Dear Next President,
Mental health is an issue that everyone must acknowledge and understand. We need to get rid of the stigma surrounding mental illness, offer a wider range of services, and understand that this effects us all. Due to recent health care reforms there is more treatment out there for mental health issues than ever before. However, the number of people with mental illness is still rising even today. Mental health has been referenced as early as 1843 yet it is still an immense issue that needs to be prioritized.
43.8 million citizens in the U.S have a mental illness in a year. That’s 18.5% and to go along with that 21.4% of teens have or will have severe mental illness. That’s a large group of people yet, the numbers keep rising. In an article titled "Anatomy of an Epidemic: Psychiatric Drugs and the Astonishing Rise of Mental Illness in America” author Robert Whitaker claims, “The percentage of Americans disabled by mental illness has increased five-fold since 1955.” This means that people living with a mental illness has gone up five times the amount in 1955. This matters since we have better medical equipment and research then we did in the 50's so, why haven’t we been able to decrease the number of people with mental health issues?
There are many ways someone can have a mental illness and this may be the reason why the numbers keep going up. The Kim Foundation website’s article on causes tells us a few of the causes of mental health issues. Those include trauma, genetics, and certain stressors like a death in the family. Now, some of those like genetics we can’t do much to prevent, but we can help with the aftermath.
Two other reasons for the increase in people suffering from mental illness is the stigma associated with it and the discrimination in treatment. There is a stigma surrounding mental health that according to Patrick Corrigan’s article “How Stigma Interferes With Mental Health Care Treatment” states, “Many people who would benefit from mental health services opt not to pursue them or fail to fully participate once they have begun. One of the reasons for this disconnect is stigma; namely, to avoid the label of mental illness and the harm it brings, people decide not to seek or fully participate in care.” This means some people in need of treatment don’t get it since they don’t want to be labeled or treated differently. This also means that we have a large number of people not getting the help they need and the treatment they deserve because, they’re too scared to get it. Next, people are being denied treatment for being LGBTQ. To make this even worse the National Alliance on Mental Health (NAMI) has stated that they are two times more likely to have a mental health condition than straight adults. Also, 11% of transgender people have been denied care due to discrimination. Plus, LGTBQ youth are two to three times more likely to attempt suicide.
This affects all of us in someway or another. Disorders that affect people's moods are the third leading cause for people in hospitals. Also, for those with serious mental health issues they die 25 years earlier than those without. To go along with that suicide is the 10th leading cause of death and the second for those between the ages of 15 and 24. 90% of those kids that committed suicide have a mental illness or condition. Complementing this America loses $193.2 billion dollars from mental health conditions. NAMI states all of this on their website. As I said in the beginning of this paragraph. Mental health issues affect us all in one way or another.

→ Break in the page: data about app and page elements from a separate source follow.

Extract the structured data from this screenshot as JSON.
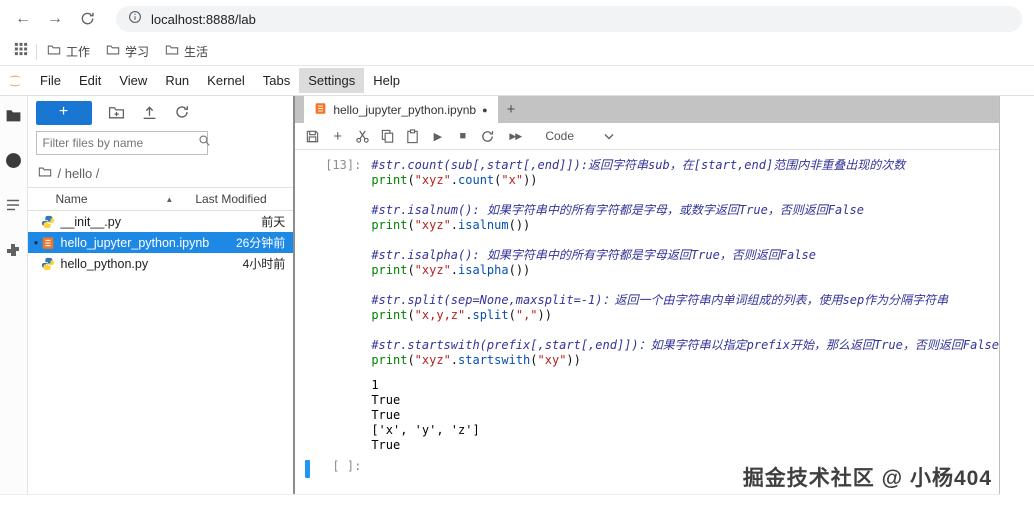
{
  "browser": {
    "url": "localhost:8888/lab",
    "bookmarks": [
      {
        "label": "工作"
      },
      {
        "label": "学习"
      },
      {
        "label": "生活"
      }
    ]
  },
  "icons": {
    "back": "←",
    "forward": "→",
    "plus": "+",
    "run": "▶",
    "stop": "■",
    "fast_forward": "▶▶",
    "sort_asc": "▲",
    "dirty_dot": "●",
    "running_dot": "●"
  },
  "colors": {
    "accent_blue": "#1e88e5",
    "new_button_blue": "#1976d2",
    "jupyter_orange": "#f37626",
    "active_cell_blue": "#2196f3",
    "code_comment": "#333399",
    "code_string": "#ba2121",
    "code_builtin": "#008000",
    "code_method": "#0550ae"
  },
  "menu": {
    "items": [
      "File",
      "Edit",
      "View",
      "Run",
      "Kernel",
      "Tabs",
      "Settings",
      "Help"
    ],
    "active": "Settings"
  },
  "filebrowser": {
    "filter_placeholder": "Filter files by name",
    "breadcrumb": "/ hello /",
    "columns": {
      "name": "Name",
      "modified": "Last Modified"
    },
    "files": [
      {
        "name": "__init__.py",
        "modified": "前天",
        "type": "python"
      },
      {
        "name": "hello_jupyter_python.ipynb",
        "modified": "26分钟前",
        "type": "notebook",
        "selected": true,
        "running": true
      },
      {
        "name": "hello_python.py",
        "modified": "4小时前",
        "type": "python"
      }
    ]
  },
  "tabbar": {
    "tabs": [
      {
        "label": "hello_jupyter_python.ipynb",
        "dirty": true
      }
    ]
  },
  "toolbar": {
    "cell_type_label": "Code"
  },
  "notebook": {
    "cells": [
      {
        "prompt": "[13]:",
        "lines": [
          [
            {
              "t": "c",
              "s": "#str.count(sub[,start[,end]]):返回字符串sub，在[start,end]范围内非重叠出现的次数"
            }
          ],
          [
            {
              "t": "b",
              "s": "print"
            },
            {
              "t": "p",
              "s": "("
            },
            {
              "t": "s",
              "s": "\"xyz\""
            },
            {
              "t": "p",
              "s": "."
            },
            {
              "t": "m",
              "s": "count"
            },
            {
              "t": "p",
              "s": "("
            },
            {
              "t": "s",
              "s": "\"x\""
            },
            {
              "t": "p",
              "s": "))"
            }
          ],
          [],
          [
            {
              "t": "c",
              "s": "#str.isalnum(): 如果字符串中的所有字符都是字母，或数字返回True，否则返回False"
            }
          ],
          [
            {
              "t": "b",
              "s": "print"
            },
            {
              "t": "p",
              "s": "("
            },
            {
              "t": "s",
              "s": "\"xyz\""
            },
            {
              "t": "p",
              "s": "."
            },
            {
              "t": "m",
              "s": "isalnum"
            },
            {
              "t": "p",
              "s": "())"
            }
          ],
          [],
          [
            {
              "t": "c",
              "s": "#str.isalpha(): 如果字符串中的所有字符都是字母返回True，否则返回False"
            }
          ],
          [
            {
              "t": "b",
              "s": "print"
            },
            {
              "t": "p",
              "s": "("
            },
            {
              "t": "s",
              "s": "\"xyz\""
            },
            {
              "t": "p",
              "s": "."
            },
            {
              "t": "m",
              "s": "isalpha"
            },
            {
              "t": "p",
              "s": "())"
            }
          ],
          [],
          [
            {
              "t": "c",
              "s": "#str.split(sep=None,maxsplit=-1)：返回一个由字符串内单词组成的列表，使用sep作为分隔字符串"
            }
          ],
          [
            {
              "t": "b",
              "s": "print"
            },
            {
              "t": "p",
              "s": "("
            },
            {
              "t": "s",
              "s": "\"x,y,z\""
            },
            {
              "t": "p",
              "s": "."
            },
            {
              "t": "m",
              "s": "split"
            },
            {
              "t": "p",
              "s": "("
            },
            {
              "t": "s",
              "s": "\",\""
            },
            {
              "t": "p",
              "s": "))"
            }
          ],
          [],
          [
            {
              "t": "c",
              "s": "#str.startswith(prefix[,start[,end]])：如果字符串以指定prefix开始，那么返回True，否则返回False"
            }
          ],
          [
            {
              "t": "b",
              "s": "print"
            },
            {
              "t": "p",
              "s": "("
            },
            {
              "t": "s",
              "s": "\"xyz\""
            },
            {
              "t": "p",
              "s": "."
            },
            {
              "t": "m",
              "s": "startswith"
            },
            {
              "t": "p",
              "s": "("
            },
            {
              "t": "s",
              "s": "\"xy\""
            },
            {
              "t": "p",
              "s": "))"
            }
          ]
        ],
        "outputs": [
          "1",
          "True",
          "True",
          "['x', 'y', 'z']",
          "True"
        ]
      },
      {
        "prompt": "[ ]:",
        "lines": [],
        "outputs": [],
        "active": true
      }
    ]
  },
  "watermark": {
    "text": "掘金技术社区 @ 小杨404"
  }
}
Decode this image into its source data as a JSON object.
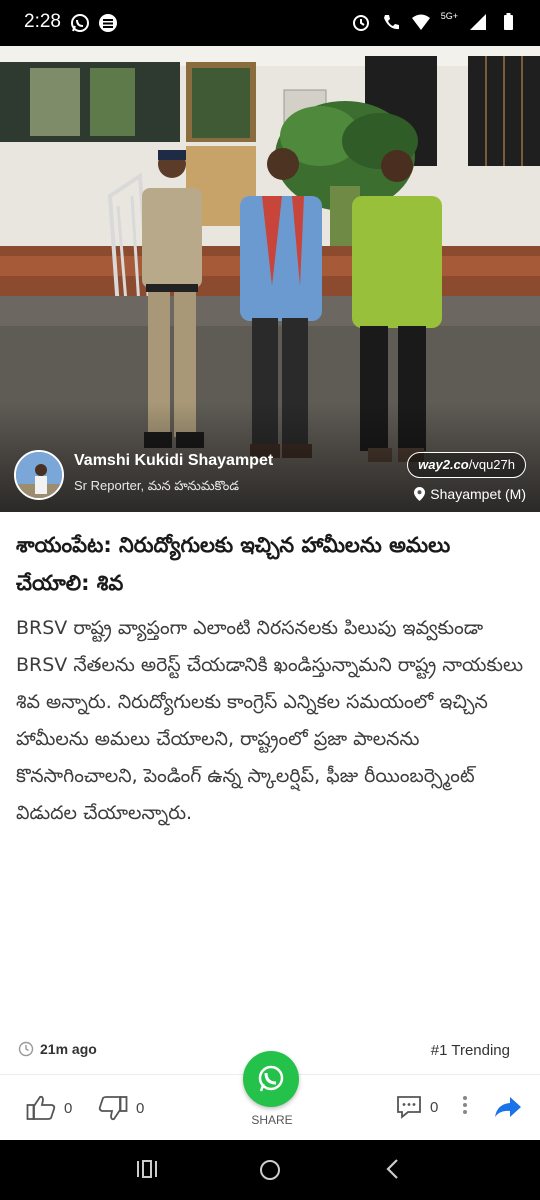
{
  "status_bar": {
    "time": "2:28",
    "network": "5G+",
    "left_icons": [
      "whatsapp-icon",
      "app-icon"
    ],
    "right_icons": [
      "alarm-icon",
      "volte-call-icon",
      "wifi-icon",
      "signal-icon",
      "battery-icon"
    ]
  },
  "post": {
    "author_name": "Vamshi Kukidi Shayampet",
    "author_role": "Sr Reporter, మన హనుమకొండ",
    "short_link_brand": "way2.co",
    "short_link_path": "/vqu27h",
    "location": "Shayampet (M)"
  },
  "article": {
    "headline": "శాయంపేట: నిరుద్యోగులకు ఇచ్చిన హామీలను అమలు చేయాలి: శివ",
    "body": "BRSV రాష్ట్ర వ్యాప్తంగా ఎలాంటి నిరసనలకు పిలుపు ఇవ్వకుండా BRSV నేతలను అరెస్ట్ చేయడానికి ఖండిస్తున్నామని రాష్ట్ర నాయకులు శివ అన్నారు. నిరుద్యోగులకు కాంగ్రెస్ ఎన్నికల సమయంలో ఇచ్చిన హామీలను అమలు చేయాలని, రాష్ట్రంలో ప్రజా పాలనను కొనసాగించాలని, పెండింగ్ ఉన్న స్కాలర్షిప్, ఫీజు రీయింబర్స్మెంట్ విడుదల చేయాలన్నారు.",
    "time_ago": "21m ago",
    "trending": "#1 Trending"
  },
  "actions": {
    "likes": "0",
    "dislikes": "0",
    "share_label": "SHARE",
    "comments": "0"
  },
  "colors": {
    "share_green": "#25c24b",
    "forward_blue": "#1a73e8"
  }
}
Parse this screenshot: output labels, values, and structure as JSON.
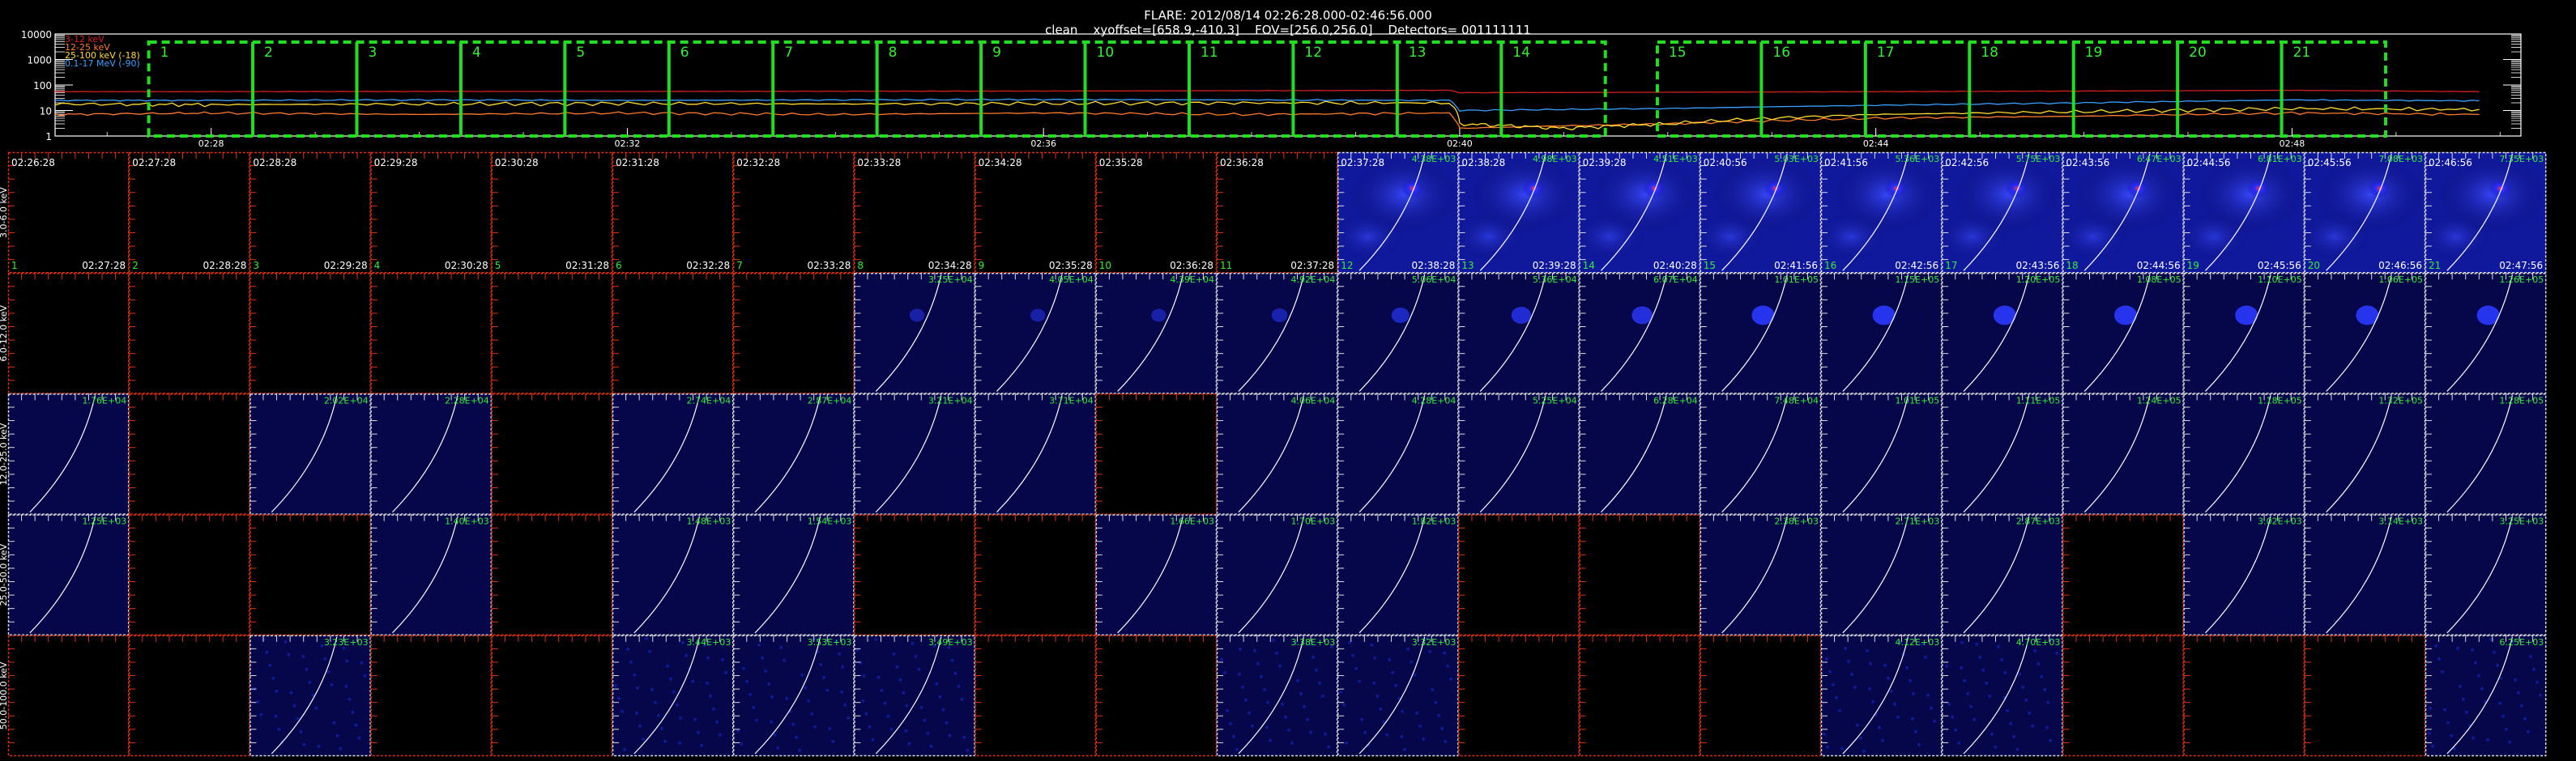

What can we do to help stop this crisis? Starting with the fact that all insurance plans must cover the following according to HealthCare.gov, “Behavioral health treatment, such as psychotherapy and counseling,” and,”Mental and behavioral health inpatient services.” This means anyone with health care can get treatment. This matters since this guarantees you help if they can afford insurance. That’s where the tricky part comes in. There is no one size fits all treatment. “Even people with the same diagnosis will have different experiences, needs, goals and objectives for treatment,” states NAMI. This means even if two people have depression, medicine might work for one of them but the other person might need to see support groups. This is important since it means we need to have a wide net of services available for everyone. If we educate people on what their insurance covers and have a wide net of treatment options then we should be able to decrease those suffering from mental health issues.
We need to prioritize helping people with mental illness for everyone is affected in some way. America needs to step up it’s game on educating young people about this crisis so that they can also keep fighting it until it has been resolved. We must eliminate discrimination against LGBTQ members so that they may get the help they deserve. If America can overcome this turning point we will come out stronger than ever before.